===== Material to process
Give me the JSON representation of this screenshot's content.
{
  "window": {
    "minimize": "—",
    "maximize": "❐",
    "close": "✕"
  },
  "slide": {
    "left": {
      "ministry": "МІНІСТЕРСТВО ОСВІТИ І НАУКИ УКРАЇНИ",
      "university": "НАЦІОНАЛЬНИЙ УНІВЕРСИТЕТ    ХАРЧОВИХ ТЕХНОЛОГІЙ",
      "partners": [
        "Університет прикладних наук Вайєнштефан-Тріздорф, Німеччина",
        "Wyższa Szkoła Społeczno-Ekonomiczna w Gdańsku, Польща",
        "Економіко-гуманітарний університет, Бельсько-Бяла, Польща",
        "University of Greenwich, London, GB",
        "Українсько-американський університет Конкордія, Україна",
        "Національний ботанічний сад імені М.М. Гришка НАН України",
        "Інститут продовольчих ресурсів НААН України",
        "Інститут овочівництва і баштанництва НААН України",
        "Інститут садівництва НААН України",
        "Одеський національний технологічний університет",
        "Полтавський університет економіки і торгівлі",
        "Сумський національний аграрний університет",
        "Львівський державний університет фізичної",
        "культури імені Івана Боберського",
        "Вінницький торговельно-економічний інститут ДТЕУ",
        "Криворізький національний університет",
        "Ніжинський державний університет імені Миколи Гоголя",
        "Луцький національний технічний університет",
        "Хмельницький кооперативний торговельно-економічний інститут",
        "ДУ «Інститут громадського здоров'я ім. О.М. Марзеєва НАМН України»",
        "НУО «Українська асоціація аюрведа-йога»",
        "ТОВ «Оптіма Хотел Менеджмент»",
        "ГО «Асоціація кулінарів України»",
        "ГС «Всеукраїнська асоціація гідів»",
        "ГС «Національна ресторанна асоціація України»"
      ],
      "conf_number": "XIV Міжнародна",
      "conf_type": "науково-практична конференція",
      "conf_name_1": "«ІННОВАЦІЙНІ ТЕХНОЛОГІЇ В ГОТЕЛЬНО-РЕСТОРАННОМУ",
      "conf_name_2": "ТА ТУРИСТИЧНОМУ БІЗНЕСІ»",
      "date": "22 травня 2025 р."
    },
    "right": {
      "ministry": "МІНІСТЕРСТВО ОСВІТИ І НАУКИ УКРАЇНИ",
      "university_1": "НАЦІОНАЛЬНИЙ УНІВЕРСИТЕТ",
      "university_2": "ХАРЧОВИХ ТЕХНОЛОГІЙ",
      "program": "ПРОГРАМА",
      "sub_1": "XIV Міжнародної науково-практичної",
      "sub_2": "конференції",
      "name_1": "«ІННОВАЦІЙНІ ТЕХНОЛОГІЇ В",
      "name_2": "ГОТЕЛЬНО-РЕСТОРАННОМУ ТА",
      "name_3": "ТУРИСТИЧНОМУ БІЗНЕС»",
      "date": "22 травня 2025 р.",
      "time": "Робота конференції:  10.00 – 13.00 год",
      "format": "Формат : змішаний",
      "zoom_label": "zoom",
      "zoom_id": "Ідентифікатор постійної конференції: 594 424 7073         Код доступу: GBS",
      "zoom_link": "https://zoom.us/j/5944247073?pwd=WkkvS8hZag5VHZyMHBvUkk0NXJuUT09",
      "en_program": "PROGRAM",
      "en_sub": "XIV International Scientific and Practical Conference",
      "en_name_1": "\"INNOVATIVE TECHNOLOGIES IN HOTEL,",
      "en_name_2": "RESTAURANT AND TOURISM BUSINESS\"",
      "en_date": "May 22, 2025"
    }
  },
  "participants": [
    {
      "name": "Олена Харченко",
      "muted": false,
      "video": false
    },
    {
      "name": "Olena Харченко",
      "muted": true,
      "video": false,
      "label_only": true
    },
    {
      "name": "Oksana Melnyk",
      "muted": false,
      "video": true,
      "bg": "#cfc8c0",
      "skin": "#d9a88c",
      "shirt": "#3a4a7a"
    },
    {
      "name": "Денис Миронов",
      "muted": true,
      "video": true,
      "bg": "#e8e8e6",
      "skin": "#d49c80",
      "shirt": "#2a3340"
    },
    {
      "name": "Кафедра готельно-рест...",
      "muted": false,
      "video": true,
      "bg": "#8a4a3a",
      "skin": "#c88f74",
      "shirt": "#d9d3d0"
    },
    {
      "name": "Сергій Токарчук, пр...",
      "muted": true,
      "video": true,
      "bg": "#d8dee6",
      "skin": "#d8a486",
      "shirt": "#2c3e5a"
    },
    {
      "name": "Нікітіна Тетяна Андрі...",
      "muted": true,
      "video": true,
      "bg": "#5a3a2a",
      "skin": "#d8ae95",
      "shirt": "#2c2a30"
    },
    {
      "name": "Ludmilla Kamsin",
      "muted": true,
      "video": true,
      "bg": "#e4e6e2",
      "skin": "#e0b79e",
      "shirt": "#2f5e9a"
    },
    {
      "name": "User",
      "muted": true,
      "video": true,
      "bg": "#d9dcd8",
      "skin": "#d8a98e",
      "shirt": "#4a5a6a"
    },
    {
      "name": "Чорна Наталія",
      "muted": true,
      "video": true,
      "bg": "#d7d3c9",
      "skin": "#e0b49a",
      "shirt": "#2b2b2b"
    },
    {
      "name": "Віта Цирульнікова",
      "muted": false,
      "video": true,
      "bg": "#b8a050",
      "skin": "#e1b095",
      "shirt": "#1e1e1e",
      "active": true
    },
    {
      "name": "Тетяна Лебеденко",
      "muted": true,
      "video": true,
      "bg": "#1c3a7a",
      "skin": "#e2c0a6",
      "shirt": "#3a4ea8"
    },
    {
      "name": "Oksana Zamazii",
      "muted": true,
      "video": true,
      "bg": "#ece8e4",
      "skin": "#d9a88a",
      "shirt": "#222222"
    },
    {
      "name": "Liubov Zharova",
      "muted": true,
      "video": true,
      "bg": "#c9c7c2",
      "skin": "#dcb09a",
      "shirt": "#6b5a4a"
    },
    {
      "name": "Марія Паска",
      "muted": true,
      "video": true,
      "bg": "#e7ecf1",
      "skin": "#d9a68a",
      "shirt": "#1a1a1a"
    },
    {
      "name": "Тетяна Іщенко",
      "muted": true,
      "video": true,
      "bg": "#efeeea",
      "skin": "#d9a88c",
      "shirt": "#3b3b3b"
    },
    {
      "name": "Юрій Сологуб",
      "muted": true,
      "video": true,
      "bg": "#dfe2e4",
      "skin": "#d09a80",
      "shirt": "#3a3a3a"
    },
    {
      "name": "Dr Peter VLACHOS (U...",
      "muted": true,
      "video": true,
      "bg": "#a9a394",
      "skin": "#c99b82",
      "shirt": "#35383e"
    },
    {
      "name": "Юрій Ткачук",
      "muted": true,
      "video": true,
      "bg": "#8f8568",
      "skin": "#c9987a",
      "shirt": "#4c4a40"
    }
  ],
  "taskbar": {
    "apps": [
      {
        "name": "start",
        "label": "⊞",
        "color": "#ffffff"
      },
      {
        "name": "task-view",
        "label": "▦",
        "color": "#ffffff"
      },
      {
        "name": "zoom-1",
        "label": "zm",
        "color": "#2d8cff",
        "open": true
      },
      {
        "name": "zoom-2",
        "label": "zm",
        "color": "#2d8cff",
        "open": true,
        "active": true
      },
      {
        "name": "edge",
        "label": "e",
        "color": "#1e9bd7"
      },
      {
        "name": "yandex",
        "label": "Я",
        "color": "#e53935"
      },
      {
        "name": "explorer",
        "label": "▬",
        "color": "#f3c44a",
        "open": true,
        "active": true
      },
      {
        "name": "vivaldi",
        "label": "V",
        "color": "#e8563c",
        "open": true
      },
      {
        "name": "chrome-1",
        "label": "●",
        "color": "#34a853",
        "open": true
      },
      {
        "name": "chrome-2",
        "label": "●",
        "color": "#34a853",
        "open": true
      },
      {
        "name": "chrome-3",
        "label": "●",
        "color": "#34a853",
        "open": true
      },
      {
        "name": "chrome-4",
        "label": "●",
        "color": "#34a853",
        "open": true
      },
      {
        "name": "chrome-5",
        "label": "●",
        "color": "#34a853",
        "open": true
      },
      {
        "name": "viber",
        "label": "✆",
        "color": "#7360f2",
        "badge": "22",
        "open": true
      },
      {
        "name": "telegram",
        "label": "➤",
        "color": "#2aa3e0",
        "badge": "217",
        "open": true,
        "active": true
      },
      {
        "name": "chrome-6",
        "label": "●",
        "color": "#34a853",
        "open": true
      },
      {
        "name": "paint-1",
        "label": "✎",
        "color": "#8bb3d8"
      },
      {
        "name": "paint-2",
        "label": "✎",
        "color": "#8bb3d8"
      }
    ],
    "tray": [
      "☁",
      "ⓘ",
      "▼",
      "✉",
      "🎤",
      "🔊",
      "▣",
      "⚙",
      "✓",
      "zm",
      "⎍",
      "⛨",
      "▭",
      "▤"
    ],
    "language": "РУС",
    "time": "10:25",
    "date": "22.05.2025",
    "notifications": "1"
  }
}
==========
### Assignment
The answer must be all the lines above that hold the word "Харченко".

### Answer space
      "name": "Олена Харченко",
      "name": "Olena Харченко",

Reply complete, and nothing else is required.